Brief.
Repeat the entries below exactly, missing none.

Recorded data.
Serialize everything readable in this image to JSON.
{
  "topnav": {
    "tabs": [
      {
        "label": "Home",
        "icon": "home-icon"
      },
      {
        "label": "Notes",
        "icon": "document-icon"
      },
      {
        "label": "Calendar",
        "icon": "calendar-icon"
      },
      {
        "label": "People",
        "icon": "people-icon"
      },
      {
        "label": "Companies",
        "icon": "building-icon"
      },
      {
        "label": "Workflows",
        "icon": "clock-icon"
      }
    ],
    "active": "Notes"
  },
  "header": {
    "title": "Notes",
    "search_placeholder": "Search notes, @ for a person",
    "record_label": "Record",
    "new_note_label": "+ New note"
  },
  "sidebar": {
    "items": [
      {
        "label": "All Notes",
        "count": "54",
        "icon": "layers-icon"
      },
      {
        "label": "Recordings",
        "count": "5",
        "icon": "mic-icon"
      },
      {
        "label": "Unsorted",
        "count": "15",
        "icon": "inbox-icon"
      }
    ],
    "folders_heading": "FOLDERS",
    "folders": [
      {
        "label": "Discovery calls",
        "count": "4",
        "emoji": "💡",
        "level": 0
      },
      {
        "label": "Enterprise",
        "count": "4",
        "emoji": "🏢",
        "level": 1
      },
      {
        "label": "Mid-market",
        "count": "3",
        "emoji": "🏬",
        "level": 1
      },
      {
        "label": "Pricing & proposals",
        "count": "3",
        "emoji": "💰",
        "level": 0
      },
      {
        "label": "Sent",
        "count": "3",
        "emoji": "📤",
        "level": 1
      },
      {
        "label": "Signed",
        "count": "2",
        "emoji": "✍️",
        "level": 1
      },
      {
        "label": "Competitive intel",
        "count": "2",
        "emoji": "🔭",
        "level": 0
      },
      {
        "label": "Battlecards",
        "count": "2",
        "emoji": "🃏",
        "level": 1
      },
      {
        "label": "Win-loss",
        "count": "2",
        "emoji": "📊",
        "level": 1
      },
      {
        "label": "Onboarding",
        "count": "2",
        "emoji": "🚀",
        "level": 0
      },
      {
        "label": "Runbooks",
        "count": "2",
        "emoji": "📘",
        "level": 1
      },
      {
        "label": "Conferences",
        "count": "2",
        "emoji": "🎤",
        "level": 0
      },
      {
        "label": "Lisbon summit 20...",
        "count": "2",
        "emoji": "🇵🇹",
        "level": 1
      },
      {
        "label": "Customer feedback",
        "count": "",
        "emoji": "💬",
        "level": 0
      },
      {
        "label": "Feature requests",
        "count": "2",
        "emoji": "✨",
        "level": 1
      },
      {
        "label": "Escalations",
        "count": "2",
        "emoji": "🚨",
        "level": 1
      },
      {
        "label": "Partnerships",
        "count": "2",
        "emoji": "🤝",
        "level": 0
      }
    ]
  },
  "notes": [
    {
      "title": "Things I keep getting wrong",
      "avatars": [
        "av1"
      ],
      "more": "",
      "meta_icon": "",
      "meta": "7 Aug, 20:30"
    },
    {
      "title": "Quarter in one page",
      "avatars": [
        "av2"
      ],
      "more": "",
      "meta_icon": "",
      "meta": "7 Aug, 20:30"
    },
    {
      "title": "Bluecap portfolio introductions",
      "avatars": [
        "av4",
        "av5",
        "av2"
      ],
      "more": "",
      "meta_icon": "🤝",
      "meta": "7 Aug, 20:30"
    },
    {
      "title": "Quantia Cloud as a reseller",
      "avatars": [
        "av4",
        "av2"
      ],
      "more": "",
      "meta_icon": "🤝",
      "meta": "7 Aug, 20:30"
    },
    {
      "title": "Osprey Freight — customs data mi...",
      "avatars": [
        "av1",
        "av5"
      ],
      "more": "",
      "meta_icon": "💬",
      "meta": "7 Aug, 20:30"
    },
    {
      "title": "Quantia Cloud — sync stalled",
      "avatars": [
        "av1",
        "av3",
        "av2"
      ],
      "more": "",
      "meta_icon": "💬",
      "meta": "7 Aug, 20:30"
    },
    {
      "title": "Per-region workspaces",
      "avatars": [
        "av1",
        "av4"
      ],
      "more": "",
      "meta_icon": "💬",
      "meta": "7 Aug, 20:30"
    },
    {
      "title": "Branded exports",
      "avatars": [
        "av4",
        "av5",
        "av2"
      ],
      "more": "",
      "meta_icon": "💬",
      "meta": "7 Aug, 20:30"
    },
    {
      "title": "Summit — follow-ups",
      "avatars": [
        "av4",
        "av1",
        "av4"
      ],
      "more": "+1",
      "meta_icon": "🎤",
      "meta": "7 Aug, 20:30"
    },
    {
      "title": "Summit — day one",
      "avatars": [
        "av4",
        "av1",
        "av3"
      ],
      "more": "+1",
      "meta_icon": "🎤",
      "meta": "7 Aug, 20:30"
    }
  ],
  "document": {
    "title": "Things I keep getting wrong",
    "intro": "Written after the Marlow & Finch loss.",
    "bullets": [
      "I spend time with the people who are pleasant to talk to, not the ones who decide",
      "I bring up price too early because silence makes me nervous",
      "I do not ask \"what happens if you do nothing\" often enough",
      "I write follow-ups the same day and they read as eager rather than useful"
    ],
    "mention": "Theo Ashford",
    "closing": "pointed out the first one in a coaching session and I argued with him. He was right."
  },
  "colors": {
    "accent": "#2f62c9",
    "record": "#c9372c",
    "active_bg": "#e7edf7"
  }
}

Answer box.
Serialize everything readable in this image to JSON.
{
  "topnav": {
    "tabs": [
      {
        "label": "Home",
        "icon": "home-icon"
      },
      {
        "label": "Notes",
        "icon": "document-icon"
      },
      {
        "label": "Calendar",
        "icon": "calendar-icon"
      },
      {
        "label": "People",
        "icon": "people-icon"
      },
      {
        "label": "Companies",
        "icon": "building-icon"
      },
      {
        "label": "Workflows",
        "icon": "clock-icon"
      }
    ],
    "active": "Notes"
  },
  "header": {
    "title": "Notes",
    "search_placeholder": "Search notes, @ for a person",
    "record_label": "Record",
    "new_note_label": "+ New note"
  },
  "sidebar": {
    "items": [
      {
        "label": "All Notes",
        "count": "54",
        "icon": "layers-icon"
      },
      {
        "label": "Recordings",
        "count": "5",
        "icon": "mic-icon"
      },
      {
        "label": "Unsorted",
        "count": "15",
        "icon": "inbox-icon"
      }
    ],
    "folders_heading": "FOLDERS",
    "folders": [
      {
        "label": "Discovery calls",
        "count": "4",
        "emoji": "💡",
        "level": 0
      },
      {
        "label": "Enterprise",
        "count": "4",
        "emoji": "🏢",
        "level": 1
      },
      {
        "label": "Mid-market",
        "count": "3",
        "emoji": "🏬",
        "level": 1
      },
      {
        "label": "Pricing & proposals",
        "count": "3",
        "emoji": "💰",
        "level": 0
      },
      {
        "label": "Sent",
        "count": "3",
        "emoji": "📤",
        "level": 1
      },
      {
        "label": "Signed",
        "count": "2",
        "emoji": "✍️",
        "level": 1
      },
      {
        "label": "Competitive intel",
        "count": "2",
        "emoji": "🔭",
        "level": 0
      },
      {
        "label": "Battlecards",
        "count": "2",
        "emoji": "🃏",
        "level": 1
      },
      {
        "label": "Win-loss",
        "count": "2",
        "emoji": "📊",
        "level": 1
      },
      {
        "label": "Onboarding",
        "count": "2",
        "emoji": "🚀",
        "level": 0
      },
      {
        "label": "Runbooks",
        "count": "2",
        "emoji": "📘",
        "level": 1
      },
      {
        "label": "Conferences",
        "count": "2",
        "emoji": "🎤",
        "level": 0
      },
      {
        "label": "Lisbon summit 20...",
        "count": "2",
        "emoji": "🇵🇹",
        "level": 1
      },
      {
        "label": "Customer feedback",
        "count": "",
        "emoji": "💬",
        "level": 0
      },
      {
        "label": "Feature requests",
        "count": "2",
        "emoji": "✨",
        "level": 1
      },
      {
        "label": "Escalations",
        "count": "2",
        "emoji": "🚨",
        "level": 1
      },
      {
        "label": "Partnerships",
        "count": "2",
        "emoji": "🤝",
        "level": 0
      }
    ]
  },
  "notes": [
    {
      "title": "Things I keep getting wrong",
      "avatars": [
        "av1"
      ],
      "more": "",
      "meta_icon": "",
      "meta": "7 Aug, 20:30"
    },
    {
      "title": "Quarter in one page",
      "avatars": [
        "av2"
      ],
      "more": "",
      "meta_icon": "",
      "meta": "7 Aug, 20:30"
    },
    {
      "title": "Bluecap portfolio introductions",
      "avatars": [
        "av4",
        "av5",
        "av2"
      ],
      "more": "",
      "meta_icon": "🤝",
      "meta": "7 Aug, 20:30"
    },
    {
      "title": "Quantia Cloud as a reseller",
      "avatars": [
        "av4",
        "av2"
      ],
      "more": "",
      "meta_icon": "🤝",
      "meta": "7 Aug, 20:30"
    },
    {
      "title": "Osprey Freight — customs data mi...",
      "avatars": [
        "av1",
        "av5"
      ],
      "more": "",
      "meta_icon": "💬",
      "meta": "7 Aug, 20:30"
    },
    {
      "title": "Quantia Cloud — sync stalled",
      "avatars": [
        "av1",
        "av3",
        "av2"
      ],
      "more": "",
      "meta_icon": "💬",
      "meta": "7 Aug, 20:30"
    },
    {
      "title": "Per-region workspaces",
      "avatars": [
        "av1",
        "av4"
      ],
      "more": "",
      "meta_icon": "💬",
      "meta": "7 Aug, 20:30"
    },
    {
      "title": "Branded exports",
      "avatars": [
        "av4",
        "av5",
        "av2"
      ],
      "more": "",
      "meta_icon": "💬",
      "meta": "7 Aug, 20:30"
    },
    {
      "title": "Summit — follow-ups",
      "avatars": [
        "av4",
        "av1",
        "av4"
      ],
      "more": "+1",
      "meta_icon": "🎤",
      "meta": "7 Aug, 20:30"
    },
    {
      "title": "Summit — day one",
      "avatars": [
        "av4",
        "av1",
        "av3"
      ],
      "more": "+1",
      "meta_icon": "🎤",
      "meta": "7 Aug, 20:30"
    }
  ],
  "document": {
    "title": "Things I keep getting wrong",
    "intro": "Written after the Marlow & Finch loss.",
    "bullets": [
      "I spend time with the people who are pleasant to talk to, not the ones who decide",
      "I bring up price too early because silence makes me nervous",
      "I do not ask \"what happens if you do nothing\" often enough",
      "I write follow-ups the same day and they read as eager rather than useful"
    ],
    "mention": "Theo Ashford",
    "closing": "pointed out the first one in a coaching session and I argued with him. He was right."
  },
  "colors": {
    "accent": "#2f62c9",
    "record": "#c9372c",
    "active_bg": "#e7edf7"
  }
}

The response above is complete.